By Karen Herland

Magnifying glass

As a journalist with the Daily Monitor in Uganda, William Tayeebwa saw first hand the role media could and did play in conflict-torn regions. As a researcher, he hopes to understand and harness that power.

Tayeebwa has just been named to the ranks of the few researchers to receive the Trudeau Foundation’s prestigious scholarship. Since the scholarships were first accorded in 2002, 85 people have been granted the award. The $50,000 he will receive over each of the next three years will help defray tuition and living expenses, since “this is a very expensive country.” The funding will also afford him the opportunity to network with like-minded scholars at conferences.

His academic career has taken him from his home in Uganda, to Norway for a master’s in media studies and now to Canada, to the bilingual Communications PhD program. The department has been encouraging him to apply for funding.

Since only a limited number of Trudeau Scholarships are available to foreign nationals, Tayeebwa was not very hopeful going into the months-long application process. He received the good news the afternoon he arrived in Uganda for a vacation with his family in early May. “We were in a shopping mall,” he said.

The scholarship will allow Tayeebwa to explore how radio and the Internet can connect people across the globe who are interested in developing long-term solutions to violent conflicts.

His scholarship application proposes using Norwegian sociologist Johan Galtung’s peace journalism model to counter “the role media often play in triggering conflict through spreading misinformation or fomenting inter-group hatred.”

He saw that process first hand in the Rwandan conflict in 1994 while a missionary student in then Zaire. He is interested in using social networking and knowledge-sharing technologies such as blogs and wikis to bring civil society groups across the African Great Lakes region (Tanzania, Uganda, DR Congo, Rwanda, Burundi and Kenya) in contact with each other and with likeminded groups elsewhere.

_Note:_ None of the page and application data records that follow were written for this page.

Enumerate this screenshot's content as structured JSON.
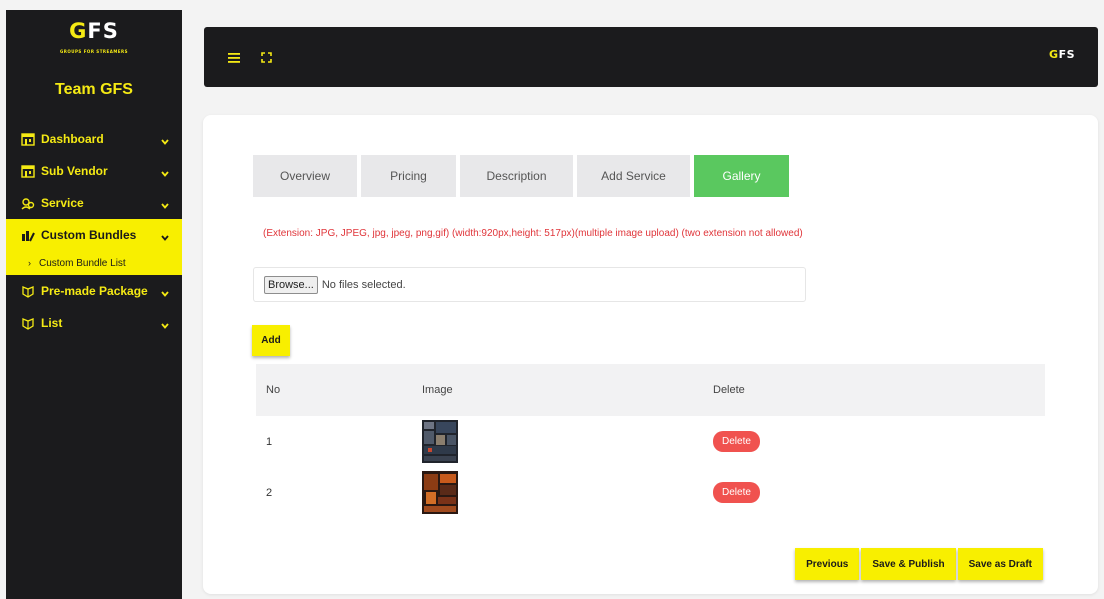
{
  "brand": {
    "logo_text": "GFS",
    "logo_tagline": "GROUPS FOR STREAMERS",
    "team_name": "Team GFS"
  },
  "sidebar": {
    "items": [
      {
        "label": "Dashboard",
        "icon": "store-icon"
      },
      {
        "label": "Sub Vendor",
        "icon": "store-icon"
      },
      {
        "label": "Service",
        "icon": "gear-people-icon"
      },
      {
        "label": "Custom Bundles",
        "icon": "bundle-icon",
        "active": true
      },
      {
        "label": "Pre-made Package",
        "icon": "package-icon"
      },
      {
        "label": "List",
        "icon": "package-icon"
      }
    ],
    "sub_items": [
      {
        "label": "Custom Bundle List"
      }
    ]
  },
  "topbar": {
    "menu_icon": "hamburger-icon",
    "fullscreen_icon": "expand-icon",
    "logo_text": "GFS"
  },
  "tabs": [
    {
      "label": "Overview"
    },
    {
      "label": "Pricing"
    },
    {
      "label": "Description"
    },
    {
      "label": "Add Service"
    },
    {
      "label": "Gallery",
      "active": true
    }
  ],
  "gallery": {
    "extension_note": "(Extension: JPG, JPEG, jpg, jpeg, png,gif) (width:920px,height: 517px)(multiple image upload) (two extension not allowed)",
    "browse_label": "Browse...",
    "no_file_text": "No files selected.",
    "add_label": "Add",
    "table": {
      "headers": {
        "no": "No",
        "image": "Image",
        "delete": "Delete"
      },
      "rows": [
        {
          "no": "1",
          "delete_label": "Delete"
        },
        {
          "no": "2",
          "delete_label": "Delete"
        }
      ]
    }
  },
  "actions": {
    "previous": "Previous",
    "save_publish": "Save & Publish",
    "save_draft": "Save as Draft"
  },
  "colors": {
    "accent_yellow": "#f8ef00",
    "active_tab_green": "#5ac85f",
    "delete_red": "#f0524f",
    "dark": "#1b1b1d",
    "note_red": "#e0353a"
  }
}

Tayeebwa spent four months using collaboration software as a research assistant on the “Life Stories of Montrealers Displaced by War, Genocide and other Human Rights Violations” project. He used that experience to assess strategies for using this type of software in online knowledge sharing.

He sees global communication between African civil society and the broader human rights community as key to addressing African conflicts, pointing to the fact that the arms involved in conflicts in Africa come from Russia, China and elsewhere. He credits international cooperation with the recent arrests of accused African warlords Viktor Bout and Jean-Pierre Bemba in Thailand and Brussels respectively.

“Africa alone can’t achieve much. Unfortunately, so many NGOs and civil society groups in Africa are doing their own work in isolation, which is counterproductive.”

In keeping with the Trudeau Foundation’s mandate, Tayeebwa considers himself an academic activist. “Activists need the empirical data to be able to present an informed position driven by research and reason.” He sees his role as collecting, testing and providing that data to those who need it to effect change.

Not that he does not feel a personal connection to the issues. He grew up in Ruti, Mbarara, in Western Uganda under Idi Amin Dada’s dictatorship, and remembers his family living in the bush at times. He also remembers once in a while helping hide his sisters when marauding soldiers would come out of a nearby military barracks in search of women to rape.

Now, with the Trudeau Scholarship funds, he can begin to make connections with other social justice and human rights-based groups and researchers. Next month, he will be able to attend conferences in both Australia and Sweden.


Concordia University